• Problem statement:
Looking through the records that follow, determine how many lines contain "this" and reply with that number alone.

[Records from a collection]
------------------------------------------------------------

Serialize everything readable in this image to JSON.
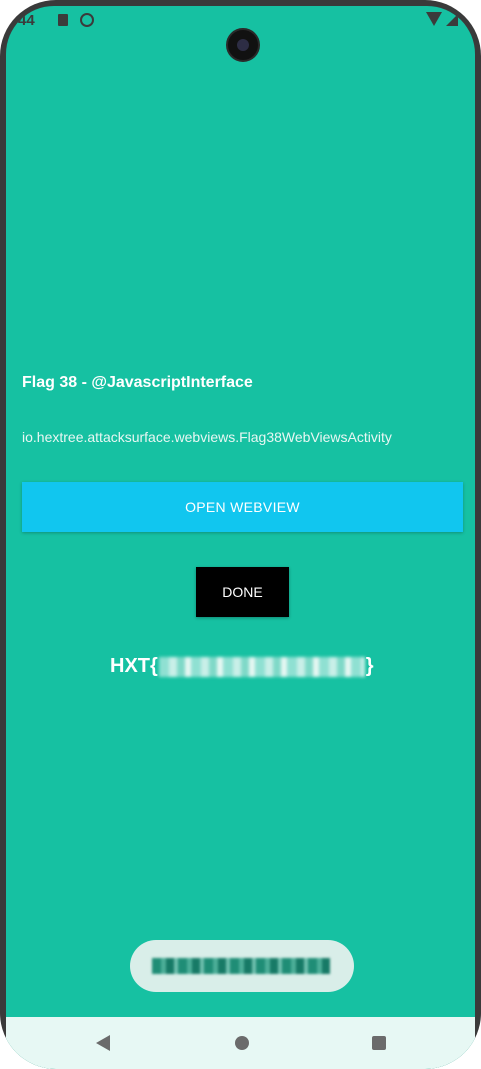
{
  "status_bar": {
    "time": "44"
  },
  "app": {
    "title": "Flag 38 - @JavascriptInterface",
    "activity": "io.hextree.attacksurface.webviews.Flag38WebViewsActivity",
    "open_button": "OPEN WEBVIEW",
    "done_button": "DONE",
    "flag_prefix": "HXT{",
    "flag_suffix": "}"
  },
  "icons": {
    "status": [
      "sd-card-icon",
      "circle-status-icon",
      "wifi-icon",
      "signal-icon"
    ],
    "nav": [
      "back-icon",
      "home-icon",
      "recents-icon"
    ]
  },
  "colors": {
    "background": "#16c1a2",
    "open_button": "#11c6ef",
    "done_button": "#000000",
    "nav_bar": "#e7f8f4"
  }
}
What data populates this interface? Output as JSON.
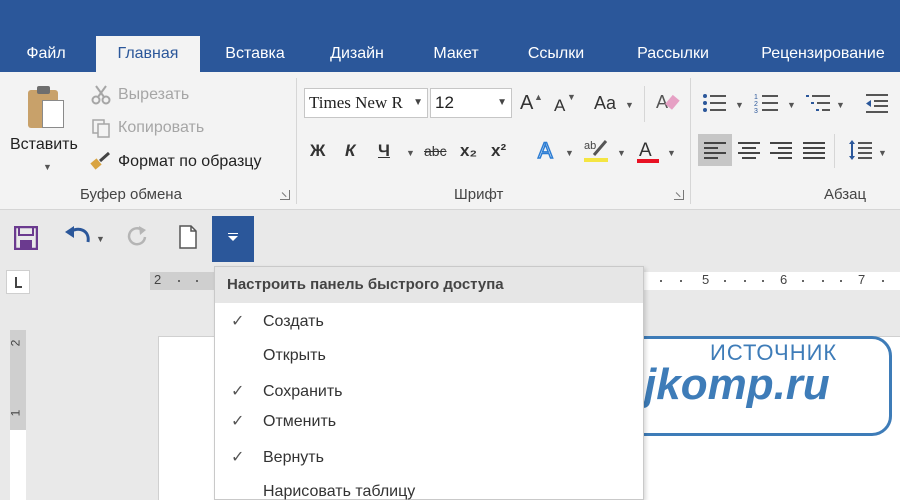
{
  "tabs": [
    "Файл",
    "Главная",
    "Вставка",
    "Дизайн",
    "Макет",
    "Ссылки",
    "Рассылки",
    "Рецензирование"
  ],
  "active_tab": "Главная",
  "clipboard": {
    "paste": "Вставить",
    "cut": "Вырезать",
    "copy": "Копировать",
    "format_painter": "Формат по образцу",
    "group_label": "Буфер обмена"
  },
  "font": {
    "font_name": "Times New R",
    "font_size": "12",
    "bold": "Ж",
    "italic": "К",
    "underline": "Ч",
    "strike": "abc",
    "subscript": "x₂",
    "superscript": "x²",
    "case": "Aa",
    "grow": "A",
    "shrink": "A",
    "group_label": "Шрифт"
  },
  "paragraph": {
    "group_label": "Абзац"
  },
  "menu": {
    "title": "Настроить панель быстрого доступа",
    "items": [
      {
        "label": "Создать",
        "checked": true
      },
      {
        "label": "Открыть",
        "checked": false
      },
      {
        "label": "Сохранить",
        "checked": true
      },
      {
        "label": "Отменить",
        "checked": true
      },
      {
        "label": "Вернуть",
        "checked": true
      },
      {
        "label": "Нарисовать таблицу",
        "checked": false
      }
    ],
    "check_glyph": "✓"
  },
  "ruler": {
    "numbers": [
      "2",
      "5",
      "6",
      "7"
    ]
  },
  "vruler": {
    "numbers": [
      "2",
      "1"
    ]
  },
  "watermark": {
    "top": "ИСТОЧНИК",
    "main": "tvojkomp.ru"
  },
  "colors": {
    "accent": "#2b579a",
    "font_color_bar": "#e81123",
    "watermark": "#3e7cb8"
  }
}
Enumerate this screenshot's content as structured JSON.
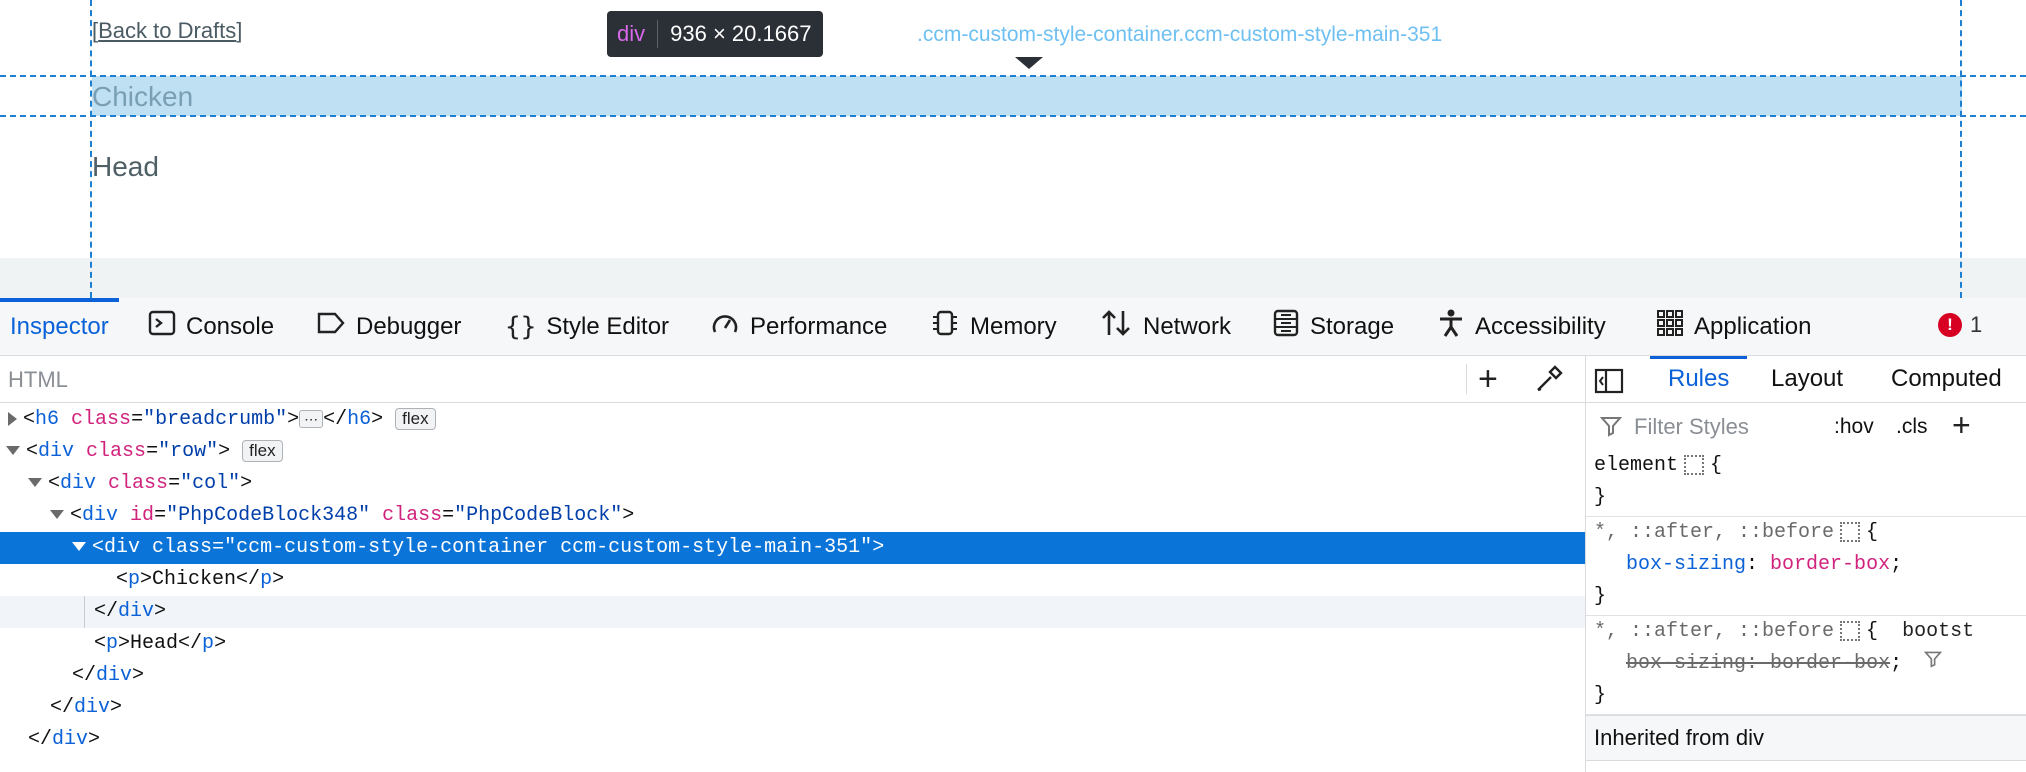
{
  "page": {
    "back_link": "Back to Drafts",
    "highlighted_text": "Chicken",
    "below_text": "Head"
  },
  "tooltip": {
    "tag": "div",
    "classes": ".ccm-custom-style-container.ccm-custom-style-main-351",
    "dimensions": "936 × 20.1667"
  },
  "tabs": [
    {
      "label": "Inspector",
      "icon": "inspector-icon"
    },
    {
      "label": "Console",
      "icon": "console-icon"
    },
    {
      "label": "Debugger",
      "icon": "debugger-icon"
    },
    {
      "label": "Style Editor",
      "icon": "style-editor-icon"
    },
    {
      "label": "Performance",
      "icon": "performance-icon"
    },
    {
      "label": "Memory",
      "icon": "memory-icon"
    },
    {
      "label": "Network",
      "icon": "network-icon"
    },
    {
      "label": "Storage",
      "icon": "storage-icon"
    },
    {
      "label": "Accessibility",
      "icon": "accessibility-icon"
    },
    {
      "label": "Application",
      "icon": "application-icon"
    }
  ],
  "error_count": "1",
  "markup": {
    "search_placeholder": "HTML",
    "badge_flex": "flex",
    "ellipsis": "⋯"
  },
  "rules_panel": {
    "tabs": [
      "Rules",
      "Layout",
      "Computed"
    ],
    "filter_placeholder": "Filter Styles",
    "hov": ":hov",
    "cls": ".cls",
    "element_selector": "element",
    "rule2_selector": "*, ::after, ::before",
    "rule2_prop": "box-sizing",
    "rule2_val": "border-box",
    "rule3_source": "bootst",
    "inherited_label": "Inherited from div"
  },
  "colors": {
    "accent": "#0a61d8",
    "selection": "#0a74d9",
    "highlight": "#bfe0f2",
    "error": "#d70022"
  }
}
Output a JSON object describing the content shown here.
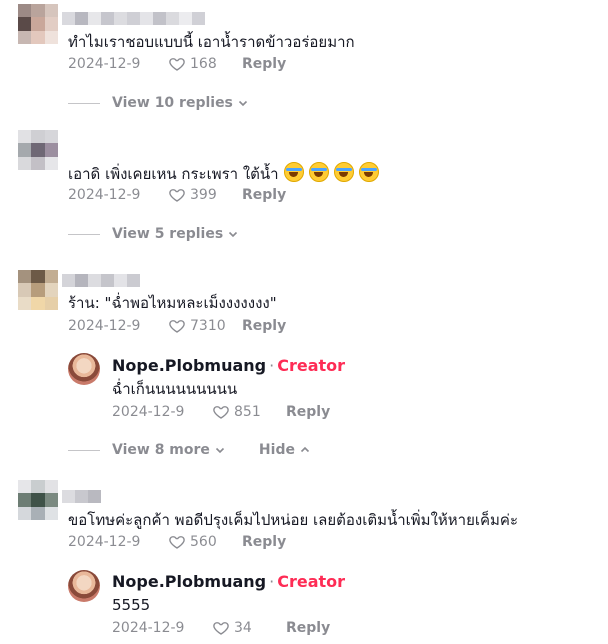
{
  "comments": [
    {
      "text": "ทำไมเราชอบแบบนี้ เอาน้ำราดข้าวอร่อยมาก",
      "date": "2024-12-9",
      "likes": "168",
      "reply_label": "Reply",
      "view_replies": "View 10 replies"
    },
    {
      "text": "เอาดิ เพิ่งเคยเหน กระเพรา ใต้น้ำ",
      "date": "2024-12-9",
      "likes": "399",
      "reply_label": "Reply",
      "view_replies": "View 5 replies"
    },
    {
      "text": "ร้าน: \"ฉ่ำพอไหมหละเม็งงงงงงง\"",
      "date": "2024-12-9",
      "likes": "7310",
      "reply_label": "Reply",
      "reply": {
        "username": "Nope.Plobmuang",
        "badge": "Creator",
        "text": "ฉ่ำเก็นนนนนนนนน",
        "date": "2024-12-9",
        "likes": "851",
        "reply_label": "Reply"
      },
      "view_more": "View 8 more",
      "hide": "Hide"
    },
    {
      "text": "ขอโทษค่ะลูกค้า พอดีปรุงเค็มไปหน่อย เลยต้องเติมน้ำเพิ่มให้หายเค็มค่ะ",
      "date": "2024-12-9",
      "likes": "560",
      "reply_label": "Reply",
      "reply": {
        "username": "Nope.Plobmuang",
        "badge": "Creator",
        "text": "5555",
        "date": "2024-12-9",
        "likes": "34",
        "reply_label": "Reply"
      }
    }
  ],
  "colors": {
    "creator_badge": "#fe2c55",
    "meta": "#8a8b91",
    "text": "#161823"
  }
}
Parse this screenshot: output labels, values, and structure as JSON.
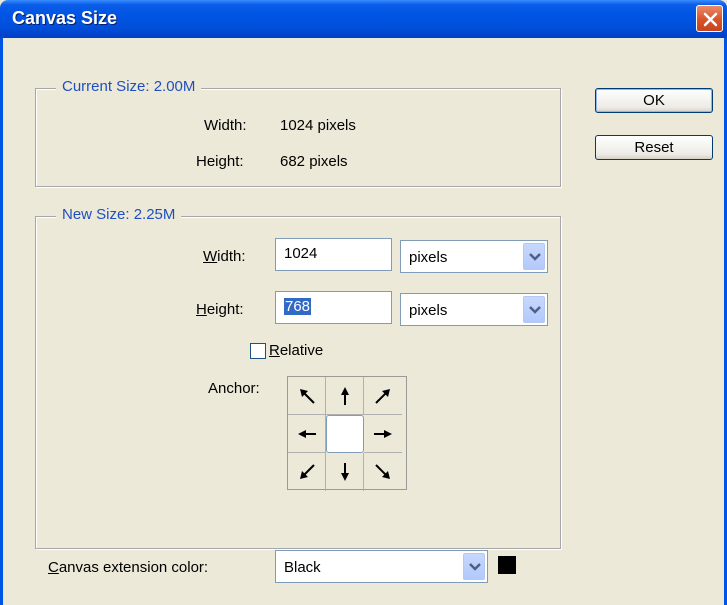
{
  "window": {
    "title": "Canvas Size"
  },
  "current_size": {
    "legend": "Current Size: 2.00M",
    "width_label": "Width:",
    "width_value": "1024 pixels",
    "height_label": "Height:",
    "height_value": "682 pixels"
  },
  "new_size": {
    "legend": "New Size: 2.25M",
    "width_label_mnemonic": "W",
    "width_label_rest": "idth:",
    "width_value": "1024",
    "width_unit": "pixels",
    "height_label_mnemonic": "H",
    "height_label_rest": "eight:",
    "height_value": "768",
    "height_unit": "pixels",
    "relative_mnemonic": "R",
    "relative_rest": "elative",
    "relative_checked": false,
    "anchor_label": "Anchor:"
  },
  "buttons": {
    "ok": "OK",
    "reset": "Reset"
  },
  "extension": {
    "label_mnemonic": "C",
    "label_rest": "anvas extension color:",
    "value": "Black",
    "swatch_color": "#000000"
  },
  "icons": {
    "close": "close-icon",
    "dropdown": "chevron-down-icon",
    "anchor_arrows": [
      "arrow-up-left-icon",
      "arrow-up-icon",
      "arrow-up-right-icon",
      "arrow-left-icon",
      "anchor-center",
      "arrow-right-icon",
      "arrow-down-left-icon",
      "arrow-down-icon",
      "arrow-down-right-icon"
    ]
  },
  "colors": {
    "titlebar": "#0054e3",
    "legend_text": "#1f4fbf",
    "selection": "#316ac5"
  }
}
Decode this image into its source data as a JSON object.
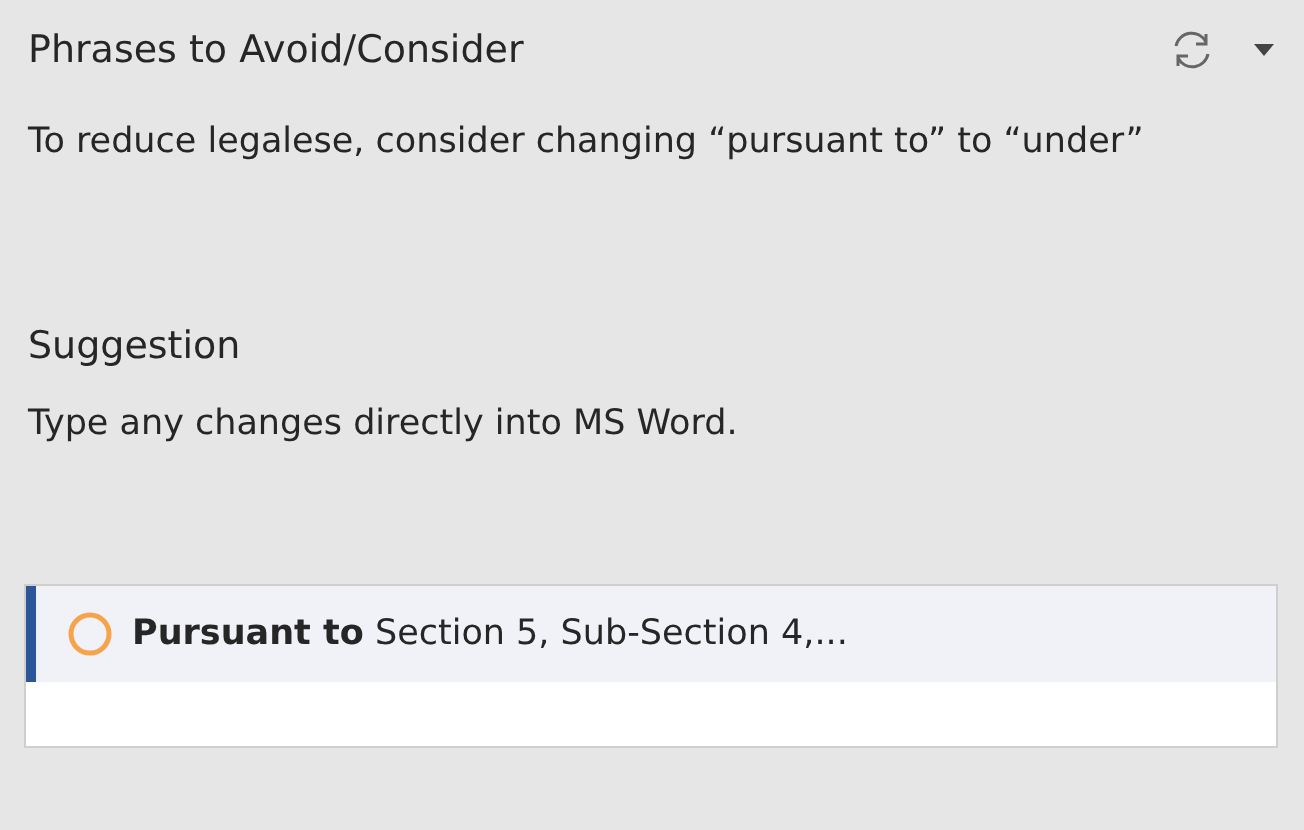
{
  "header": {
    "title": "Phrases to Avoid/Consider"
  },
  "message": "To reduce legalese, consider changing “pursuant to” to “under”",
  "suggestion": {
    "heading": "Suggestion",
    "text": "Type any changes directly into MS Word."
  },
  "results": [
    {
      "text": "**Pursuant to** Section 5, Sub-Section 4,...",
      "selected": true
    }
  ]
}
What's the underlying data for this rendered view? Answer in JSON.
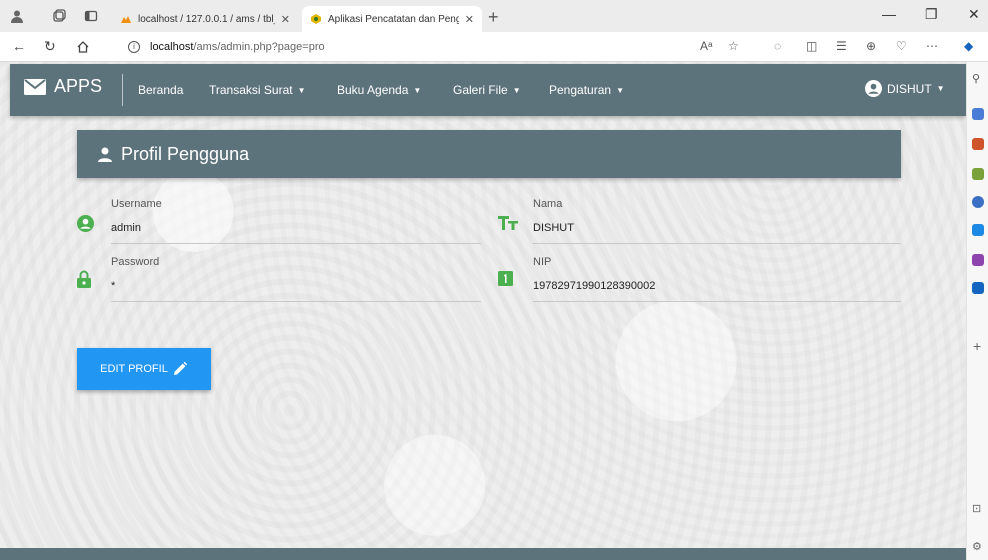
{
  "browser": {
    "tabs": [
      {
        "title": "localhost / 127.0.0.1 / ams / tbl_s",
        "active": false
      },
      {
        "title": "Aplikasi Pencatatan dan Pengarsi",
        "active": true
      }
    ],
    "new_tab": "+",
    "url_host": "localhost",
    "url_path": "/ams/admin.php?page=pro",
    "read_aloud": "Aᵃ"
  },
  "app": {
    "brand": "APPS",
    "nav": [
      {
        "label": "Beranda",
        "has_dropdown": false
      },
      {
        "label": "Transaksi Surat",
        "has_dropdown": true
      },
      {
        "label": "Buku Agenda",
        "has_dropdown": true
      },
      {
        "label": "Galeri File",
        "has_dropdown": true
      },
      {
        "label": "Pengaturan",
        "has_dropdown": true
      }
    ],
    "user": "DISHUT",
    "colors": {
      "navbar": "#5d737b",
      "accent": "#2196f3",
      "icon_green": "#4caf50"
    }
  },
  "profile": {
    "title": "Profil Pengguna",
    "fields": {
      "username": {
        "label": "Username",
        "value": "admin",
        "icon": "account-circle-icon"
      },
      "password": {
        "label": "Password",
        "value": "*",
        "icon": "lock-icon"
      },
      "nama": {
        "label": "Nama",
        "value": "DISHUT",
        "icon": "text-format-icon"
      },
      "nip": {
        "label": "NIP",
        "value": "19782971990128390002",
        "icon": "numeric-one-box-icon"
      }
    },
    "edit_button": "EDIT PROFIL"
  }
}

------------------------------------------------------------

• Output:
6